What is assistive technology?

Assistive technology is any kind of technology and/or tool that can be used to enhance the functional independence of a person with a disability. Often, for people with disabilities, accomplishing daily tasks such as communicating with others, going to school or work, or participating in activities can be a challenge. Assistive Technology (AT) devices are tools to help overcome those challenges and enable people living with disabilities to enhance and have access to a quality of life, that may otherwise not be known, and lead more independent lives.

The mission of this blog is to serve as a voice of a constant researcher in the field of educational and assistive technologies so that the best products, strategies and services may be located easily, in hopes that they will then be delivered, taught and used to better the lives of people with disabilities.


Drawing Graphs, Plotting Points, and other related functions on the Computer

Graphing Support (These programs have numerous options for drawing graphs, plotting points, and many other related functions)

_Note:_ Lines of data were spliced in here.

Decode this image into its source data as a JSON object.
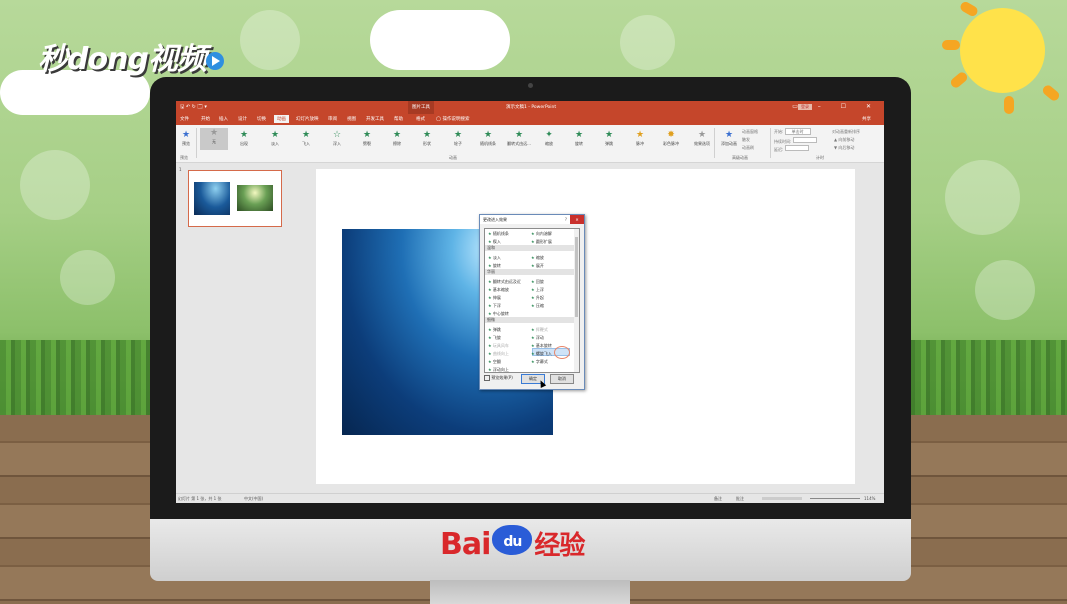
{
  "watermark": {
    "brand": "秒dong视频"
  },
  "baidu": {
    "bai": "Bai",
    "du": "du",
    "jingyan": "经验"
  },
  "window": {
    "quick_access": "🖫 ↶ ↻ 🗔 ▾",
    "context_tab": "图片工具",
    "doc_title": "演示文稿1 - PowerPoint",
    "login": "登录",
    "controls": "▭ – ☐ ✕"
  },
  "tabs": [
    "文件",
    "开始",
    "插入",
    "设计",
    "切换",
    "动画",
    "幻灯片放映",
    "审阅",
    "视图",
    "开发工具",
    "帮助",
    "格式"
  ],
  "tell_me": "操作说明搜索",
  "share": "共享",
  "ribbon": {
    "preview": "预览",
    "effects": [
      "无",
      "出现",
      "淡入",
      "飞入",
      "浮入",
      "劈裂",
      "擦除",
      "形状",
      "轮子",
      "随机线条",
      "翻转式由远...",
      "缩放",
      "旋转",
      "弹跳",
      "脉冲",
      "彩色脉冲"
    ],
    "effect_options": "效果选项",
    "add_animation": "添加动画",
    "animation_pane": "动画窗格",
    "trigger": "触发",
    "painter": "动画刷",
    "start_label": "开始:",
    "start_value": "单击时",
    "duration_label": "持续时间:",
    "delay_label": "延迟:",
    "reorder": "对动画重新排序",
    "move_earlier": "▲ 向前移动",
    "move_later": "▼ 向后移动",
    "groups": {
      "preview": "预览",
      "animation": "动画",
      "advanced": "高级动画",
      "timing": "计时"
    }
  },
  "slides_panel": {
    "number": "1"
  },
  "status": {
    "slide": "幻灯片 第 1 张，共 1 张",
    "lang": "中文(中国)",
    "notes": "备注",
    "comments": "批注",
    "zoom": "114%"
  },
  "dialog": {
    "title": "更改进入效果",
    "help": "?",
    "close": "✕",
    "groups": [
      "温和",
      "华丽",
      "细微"
    ],
    "items": [
      {
        "label": "随机线条",
        "col": 0,
        "row": 0
      },
      {
        "label": "向内溶解",
        "col": 1,
        "row": 0
      },
      {
        "label": "楔入",
        "col": 0,
        "row": 1
      },
      {
        "label": "圆形扩展",
        "col": 1,
        "row": 1
      },
      {
        "label": "淡入",
        "col": 0,
        "row": 3
      },
      {
        "label": "缩放",
        "col": 1,
        "row": 3
      },
      {
        "label": "旋转",
        "col": 0,
        "row": 4
      },
      {
        "label": "展开",
        "col": 1,
        "row": 4
      },
      {
        "label": "翻转式由远及近",
        "col": 0,
        "row": 6
      },
      {
        "label": "回旋",
        "col": 1,
        "row": 6
      },
      {
        "label": "基本缩放",
        "col": 0,
        "row": 7
      },
      {
        "label": "上浮",
        "col": 1,
        "row": 7
      },
      {
        "label": "伸展",
        "col": 0,
        "row": 8
      },
      {
        "label": "升起",
        "col": 1,
        "row": 8
      },
      {
        "label": "下浮",
        "col": 0,
        "row": 9
      },
      {
        "label": "压缩",
        "col": 1,
        "row": 9
      },
      {
        "label": "中心旋转",
        "col": 0,
        "row": 10
      },
      {
        "label": "弹跳",
        "col": 0,
        "row": 12
      },
      {
        "label": "挥鞭式",
        "col": 1,
        "row": 12,
        "dim": true
      },
      {
        "label": "飞旋",
        "col": 0,
        "row": 13
      },
      {
        "label": "浮动",
        "col": 1,
        "row": 13
      },
      {
        "label": "玩具风车",
        "col": 0,
        "row": 14,
        "dim": true
      },
      {
        "label": "基本旋转",
        "col": 1,
        "row": 14
      },
      {
        "label": "曲线向上",
        "col": 0,
        "row": 15,
        "dim": true
      },
      {
        "label": "螺旋飞入",
        "col": 1,
        "row": 15,
        "selected": true
      },
      {
        "label": "空翻",
        "col": 0,
        "row": 16
      },
      {
        "label": "字幕式",
        "col": 1,
        "row": 16
      },
      {
        "label": "浮动向上",
        "col": 0,
        "row": 17
      }
    ],
    "preview_label": "预览效果(P)",
    "ok": "确定",
    "cancel": "取消"
  }
}
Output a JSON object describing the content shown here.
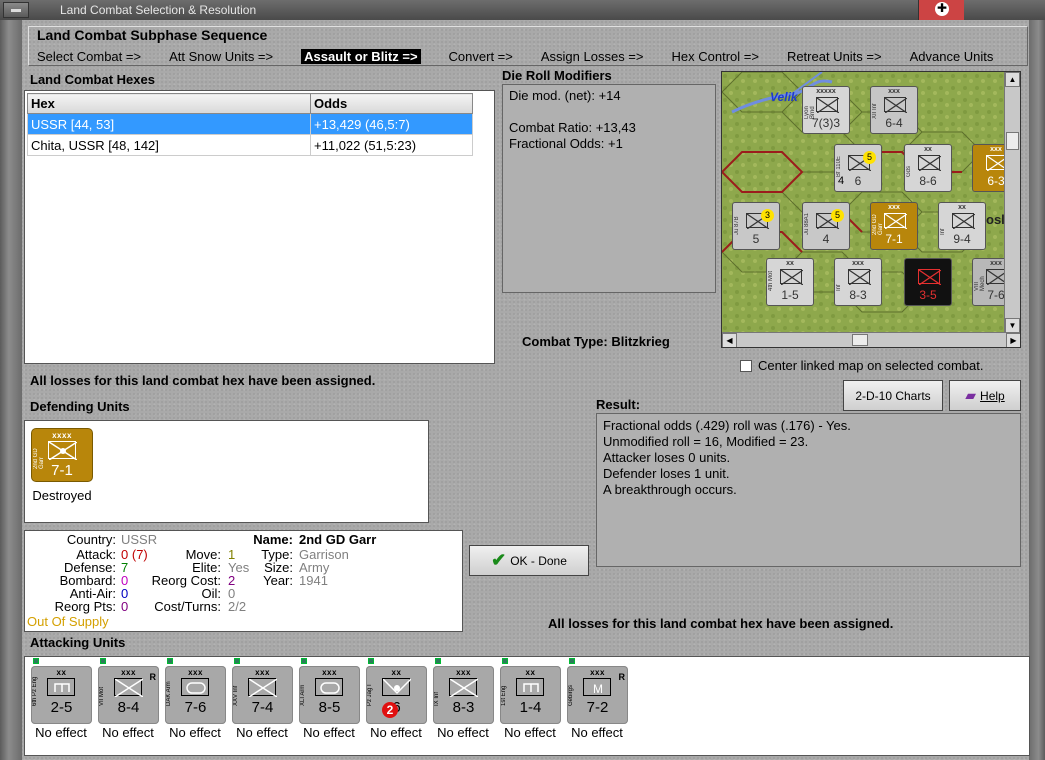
{
  "window": {
    "title": "Land Combat Selection & Resolution",
    "sys_button": "▬"
  },
  "sequence": {
    "title": "Land Combat Subphase Sequence",
    "steps": [
      {
        "label": "Select Combat =>",
        "active": false
      },
      {
        "label": "Att Snow Units =>",
        "active": false
      },
      {
        "label": "Assault or Blitz =>",
        "active": true
      },
      {
        "label": "Convert =>",
        "active": false
      },
      {
        "label": "Assign Losses =>",
        "active": false
      },
      {
        "label": "Hex Control =>",
        "active": false
      },
      {
        "label": "Retreat Units =>",
        "active": false
      },
      {
        "label": "Advance Units",
        "active": false
      }
    ]
  },
  "hexes": {
    "title": "Land Combat Hexes",
    "columns": [
      "Hex",
      "Odds"
    ],
    "rows": [
      {
        "hex": "USSR [44, 53]",
        "odds": "+13,429 (46,5:7)",
        "selected": true
      },
      {
        "hex": "Chita, USSR [48, 142]",
        "odds": "+11,022 (51,5:23)",
        "selected": false
      }
    ]
  },
  "drm": {
    "title": "Die Roll Modifiers",
    "lines": [
      "Die mod. (net): +14",
      "",
      "Combat Ratio: +13,43",
      "Fractional Odds: +1"
    ]
  },
  "combat_type": {
    "label": "Combat Type:",
    "value": "Blitzkrieg"
  },
  "map": {
    "place_label": "Velik",
    "place_label2": "osl",
    "counters": [
      {
        "size": "xxxxx",
        "vals": "7(3)3",
        "name": "Lyon Brnd"
      },
      {
        "size": "xxx",
        "vals": "6-4",
        "name": "XII Inf"
      },
      {
        "size": "xx",
        "vals": "8-6",
        "name": "Gds"
      },
      {
        "size": "xxx",
        "vals": "6-3",
        "name": ""
      },
      {
        "size": "",
        "vals": "6",
        "name": "Bf 110E",
        "circle": "5",
        "circle2": "4"
      },
      {
        "size": "",
        "vals": "5",
        "name": "Ju 87B",
        "circle": "3"
      },
      {
        "size": "",
        "vals": "4",
        "name": "Ju 88A1",
        "circle": "5"
      },
      {
        "size": "xxx",
        "vals": "7-1",
        "name": "2nd GD Garr"
      },
      {
        "size": "xx",
        "vals": "9-4",
        "name": "Inf"
      },
      {
        "size": "xx",
        "vals": "1-5",
        "name": "4th Mot"
      },
      {
        "size": "xxx",
        "vals": "8-3",
        "name": "Inf"
      },
      {
        "size": "",
        "vals": "3-5",
        "name": ""
      },
      {
        "size": "xxx",
        "vals": "7-6",
        "name": "VIII Mech"
      }
    ]
  },
  "center_linked": {
    "label": "Center linked map on selected combat."
  },
  "all_losses_text": "All losses for this land combat hex have been assigned.",
  "defending": {
    "title": "Defending Units",
    "units": [
      {
        "size": "xxxx",
        "name": "2nd GD Garr",
        "vals": "7-1",
        "status": "Destroyed",
        "color": "#b8860b"
      }
    ]
  },
  "info": {
    "country_label": "Country:",
    "country": "USSR",
    "attack_label": "Attack:",
    "attack": "0",
    "attack_paren": "(7)",
    "defense_label": "Defense:",
    "defense": "7",
    "bombard_label": "Bombard:",
    "bombard": "0",
    "antiair_label": "Anti-Air:",
    "antiair": "0",
    "reorg_label": "Reorg Pts:",
    "reorg": "0",
    "supply": "Out Of Supply",
    "move_label": "Move:",
    "move": "1",
    "elite_label": "Elite:",
    "elite": "Yes",
    "reorgcost_label": "Reorg Cost:",
    "reorgcost": "2",
    "oil_label": "Oil:",
    "oil": "0",
    "costturns_label": "Cost/Turns:",
    "costturns": "2/2",
    "name_label": "Name:",
    "name": "2nd GD Garr",
    "type_label": "Type:",
    "type": "Garrison",
    "size_label": "Size:",
    "size": "Army",
    "year_label": "Year:",
    "year": "1941"
  },
  "ok_button": {
    "label": "OK - Done"
  },
  "charts_button": {
    "label": "2-D-10 Charts"
  },
  "help_button": {
    "label": "Help"
  },
  "result": {
    "title": "Result:",
    "lines": [
      "Fractional odds (.429) roll was (.176)  - Yes.",
      "Unmodified roll = 16, Modified = 23.",
      "Attacker loses 0 units.",
      "Defender loses 1 unit.",
      "A breakthrough occurs."
    ]
  },
  "attacking": {
    "title": "Attacking Units",
    "units": [
      {
        "size": "xx",
        "name": "6th Pz Eng",
        "vals": "2-5",
        "status": "No effect",
        "res": "",
        "sym": "eng"
      },
      {
        "size": "xxx",
        "name": "VII Mot",
        "vals": "8-4",
        "status": "No effect",
        "res": "R",
        "sym": "inf"
      },
      {
        "size": "xxx",
        "name": "DAK Arm",
        "vals": "7-6",
        "status": "No effect",
        "res": "",
        "sym": "arm"
      },
      {
        "size": "xxx",
        "name": "XXV Inf",
        "vals": "7-4",
        "status": "No effect",
        "res": "",
        "sym": "inf"
      },
      {
        "size": "xxx",
        "name": "XLI Arm",
        "vals": "8-5",
        "status": "No effect",
        "res": "",
        "sym": "arm"
      },
      {
        "size": "xx",
        "name": "Pz Jag I",
        "vals": "6",
        "status": "No effect",
        "res": "",
        "sym": "at",
        "circle": "2"
      },
      {
        "size": "xxx",
        "name": "IX Inf",
        "vals": "8-3",
        "status": "No effect",
        "res": "",
        "sym": "inf"
      },
      {
        "size": "xx",
        "name": "1st Eng",
        "vals": "1-4",
        "status": "No effect",
        "res": "",
        "sym": "eng"
      },
      {
        "size": "xxx",
        "name": "Gebirgs",
        "vals": "7-2",
        "status": "No effect",
        "res": "R",
        "sym": "mtn"
      }
    ]
  },
  "colors": {
    "selected_row": "#3399ff",
    "german_counter": "#a8a8a8",
    "soviet_garr": "#b8860b",
    "ok_check": "#1a8a1a"
  }
}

  • Bar, Line, Area, Pie... Teaching about graphs? Explore Create a Graph!
  • Graph functions, plot data, evaluate equations, explore transformations, and much more – for free...Desmos might meet your needs for graphing: https://www.youtube.com/watch?v=n8FTRTE5KY4 You can create tables quickly and easily with Google Docs and use Equatio in that environment as well (or Word). 
  • FastFig lets you add graphs, videos, and pictures to illustrate your work. Perfect for worksheets, homework, and reports. They call it the "Word Processor for Math". Keystrokes instantly become math symbols, and the on-screen keyboard offers mobile users easy access. FastFig runs within any modern browser, without the need for plug-ins or downloads. Type and share interactive math documents online and with mobile devices. Available in Chrome.
  • FooPlot is an online plotting tool.  
  • Formula Editor is a simple tool that lets you type and edit mathematical equations in the sidebar of any Google Doc. You can input data using the mathematics input box or by using LaTeX. After you complete your edits, the formula is converted to an image that can be inserted directly into a document.
  • FX Draw (FX products are available free to students with eligible disabilities.)
  • g(Math) is a popular tool for Math students and teachers. It allows you to create robust expressions and graphs that you can insert directly into your Google Doc. Input expressions using LaTeX, select pre-built formulas which gMath will convert to LaTeX for you, draw your own formula, or even speak to insert math equations (in Chrome Only). Check out the g(Math) guru for extensive tutorials.
  • GeoGebra allows for simple to complex drawings and graphs. It is free. Works on Mac, Windows, Linux, Chrome, iOS, and Android; has lots of features (including 3D), and it’s fairly intuitive to use. It’s good for shapes, graphing, geometry proofs, algebraic representation of graphs and curves, and a lot more. GeoGebra combines graphing and drawing with the algebraic representation of equations.  It also has a spreadsheet view where students can list points (x-coordinate, y-coordinate), plot those points (show them on the graph), then draw a line or a best-fit curve through those points.  Graphs can be easily exported to other documents (e.g., MS Word). Here’s one way to do this: https://www.youtube.com/watch?v=aSGR6gvv6x4 but there are others using different GeoGebra functions. (Another side of the story: "I explored GeoGebra and found it too complex for my student and came up with another solution. I took a screenshot of the graph paper the class used and then uploaded it to the Drawing canvas of Google Docs. That way, we used the Drawing tools for plot points and for lines in all planes. 
    It worked well and the student liked that option best." 
  • Math Mechanixs is an easy to use general purpose math software program compatible with Microsoft Windows with 2D and 3D Graphing, Calculus, Curve Fitting, Matrices, and More...It works using a Math Editor (as opposed to a Text Editor) allowing you to type the mathematical expressions similar to the way you would write them on a piece of paper.
  • MathTrax is a graphing tool for middle school and high school students to graph equations, physics simulations or plot data files.  The graphs have descriptions and sound so you can hear and read about the graph. Blind and low vision users can access visual math data and graph or experiment with equations and datasets.
  • Wizkids CAS allows teachers and students to harness the power of a graphing calculator in any Google Doc. Students can solve equations, plot graphs, find numerical and exact solutions, simplify and factorize expressions with variables, and drag and drop results and graphs from the sidebar.